Instructions for the task —
Give every line below again, exactly.

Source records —
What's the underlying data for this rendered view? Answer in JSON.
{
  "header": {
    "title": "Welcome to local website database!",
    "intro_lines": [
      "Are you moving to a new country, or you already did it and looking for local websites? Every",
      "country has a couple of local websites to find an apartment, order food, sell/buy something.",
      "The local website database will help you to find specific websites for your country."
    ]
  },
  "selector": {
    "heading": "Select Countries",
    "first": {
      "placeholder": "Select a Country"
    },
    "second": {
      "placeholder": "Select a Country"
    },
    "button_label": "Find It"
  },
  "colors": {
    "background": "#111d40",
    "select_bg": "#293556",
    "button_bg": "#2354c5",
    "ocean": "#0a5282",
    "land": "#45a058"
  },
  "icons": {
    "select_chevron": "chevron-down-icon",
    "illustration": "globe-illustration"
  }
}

Solution to this exercise —
What's the underlying data for this rendered view? Answer in JSON.
{
  "header": {
    "title": "Welcome to local website database!",
    "intro_lines": [
      "Are you moving to a new country, or you already did it and looking for local websites? Every",
      "country has a couple of local websites to find an apartment, order food, sell/buy something.",
      "The local website database will help you to find specific websites for your country."
    ]
  },
  "selector": {
    "heading": "Select Countries",
    "first": {
      "placeholder": "Select a Country"
    },
    "second": {
      "placeholder": "Select a Country"
    },
    "button_label": "Find It"
  },
  "colors": {
    "background": "#111d40",
    "select_bg": "#293556",
    "button_bg": "#2354c5",
    "ocean": "#0a5282",
    "land": "#45a058"
  },
  "icons": {
    "select_chevron": "chevron-down-icon",
    "illustration": "globe-illustration"
  }
}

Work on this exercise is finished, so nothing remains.